Pope Leo XIII clarifies the confusion around “freedom.” True freedom is the freedom for the Common Good. Those who seek virtue, “far from having suffered loss of liberty, enjoy that fuller and freer kind—that liberty, namely, by which Christ hath made us free” (Testem § 15).
In another encyclical, he reminds us that the purpose of law is to lead people to virtue: “In a free State, unless justice be generally cultivated, unless the people be repeatedly and diligently urged to observe the precepts and laws of the Gospel, liberty itself may be pernicious” (Longinqua Oceani § 15).
In the days of Pope Leo XIII, some Catholics in America were actively preaching these errors of Americanism.
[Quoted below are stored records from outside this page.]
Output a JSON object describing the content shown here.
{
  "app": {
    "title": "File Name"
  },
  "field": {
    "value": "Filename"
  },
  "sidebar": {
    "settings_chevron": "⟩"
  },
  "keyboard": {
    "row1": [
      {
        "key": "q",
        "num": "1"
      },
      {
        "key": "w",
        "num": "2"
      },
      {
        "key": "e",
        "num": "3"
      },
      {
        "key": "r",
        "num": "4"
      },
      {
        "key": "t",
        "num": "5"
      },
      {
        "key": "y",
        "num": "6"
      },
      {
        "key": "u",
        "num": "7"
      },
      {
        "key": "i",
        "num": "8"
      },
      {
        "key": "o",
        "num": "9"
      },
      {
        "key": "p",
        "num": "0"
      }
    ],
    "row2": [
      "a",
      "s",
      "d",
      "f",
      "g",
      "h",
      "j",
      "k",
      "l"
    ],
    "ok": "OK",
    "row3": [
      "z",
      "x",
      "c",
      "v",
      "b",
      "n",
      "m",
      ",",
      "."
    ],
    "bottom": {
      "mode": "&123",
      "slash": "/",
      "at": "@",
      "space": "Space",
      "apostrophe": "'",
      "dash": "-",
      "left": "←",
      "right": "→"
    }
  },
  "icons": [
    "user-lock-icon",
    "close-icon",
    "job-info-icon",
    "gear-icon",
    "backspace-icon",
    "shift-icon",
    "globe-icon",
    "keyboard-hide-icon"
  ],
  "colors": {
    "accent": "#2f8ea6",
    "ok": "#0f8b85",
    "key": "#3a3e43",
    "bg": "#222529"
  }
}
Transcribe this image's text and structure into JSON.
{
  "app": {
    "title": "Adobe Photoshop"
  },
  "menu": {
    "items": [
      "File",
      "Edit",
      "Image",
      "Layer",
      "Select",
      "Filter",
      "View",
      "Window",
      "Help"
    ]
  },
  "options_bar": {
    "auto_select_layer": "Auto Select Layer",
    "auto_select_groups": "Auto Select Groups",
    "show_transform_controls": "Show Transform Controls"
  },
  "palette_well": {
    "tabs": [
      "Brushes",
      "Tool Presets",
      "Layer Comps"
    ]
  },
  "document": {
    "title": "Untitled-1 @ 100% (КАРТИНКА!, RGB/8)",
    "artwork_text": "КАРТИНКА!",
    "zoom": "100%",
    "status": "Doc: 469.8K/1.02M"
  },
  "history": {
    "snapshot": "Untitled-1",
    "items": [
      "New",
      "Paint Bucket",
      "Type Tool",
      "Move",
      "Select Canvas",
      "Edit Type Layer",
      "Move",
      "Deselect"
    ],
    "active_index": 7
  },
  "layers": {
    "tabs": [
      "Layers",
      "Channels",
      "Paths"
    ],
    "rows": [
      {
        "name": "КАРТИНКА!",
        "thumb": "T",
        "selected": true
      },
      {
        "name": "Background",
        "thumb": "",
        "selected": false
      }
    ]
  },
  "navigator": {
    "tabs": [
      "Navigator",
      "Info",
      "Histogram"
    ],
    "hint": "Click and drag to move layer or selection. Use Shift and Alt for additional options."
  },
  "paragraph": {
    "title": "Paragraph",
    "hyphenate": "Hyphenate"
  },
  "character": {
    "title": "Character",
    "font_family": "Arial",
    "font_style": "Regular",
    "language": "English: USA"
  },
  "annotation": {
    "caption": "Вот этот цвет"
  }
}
But his encyclical was sent to all the American bishops, warning that even a passive acceptance of Americanism was a dangerous departure from the Gospel.
We cannot consider as altogether blameless the silence which purposely leads to the omission or neglect of some of the principles of Christian doctrine, for all the principles come from the same Author and Master, ‘the Only-begotten Son, Who is in the bosom of the Father.’ They are adapted to all times and all nations, as is clearly seen from the words of our Lord to His apostles: ‘Going therefore, teach all nations; teaching them to observe all things whatsoever I have commanded you, and behold, I am with you all days, even to the end of the world.’ (Testem § 4)
He concludes: “From the foregoing it is manifest, beloved son, that we are not able to give approval to those views which, in their collective sense, are called by some ‘Americanism’” (Testem § 18).
Elsewhere he notes that despite the growth of the Church in America at that time, “it would be very erroneous to draw the conclusion that in America is to be sought the type of the most desirable status of the Church, or that it would be universally lawful or expedient for State and Church to be, as in America, dissevered and divorced” (Longinqua § 6).
This brings us to the ultimate error of Americanism: an acceptance—and often a full embrace—of capitalism.
In Peter Maurin’s Easy Essays, he says that the Church must not play “a waiting game” but will “have to use some of the dynamite inherent in her message.” He notes that “Modern society has separated Church and State but it did not separate the State from business. The State is no longer a Church’s State. The State is now a Business Men’s State.”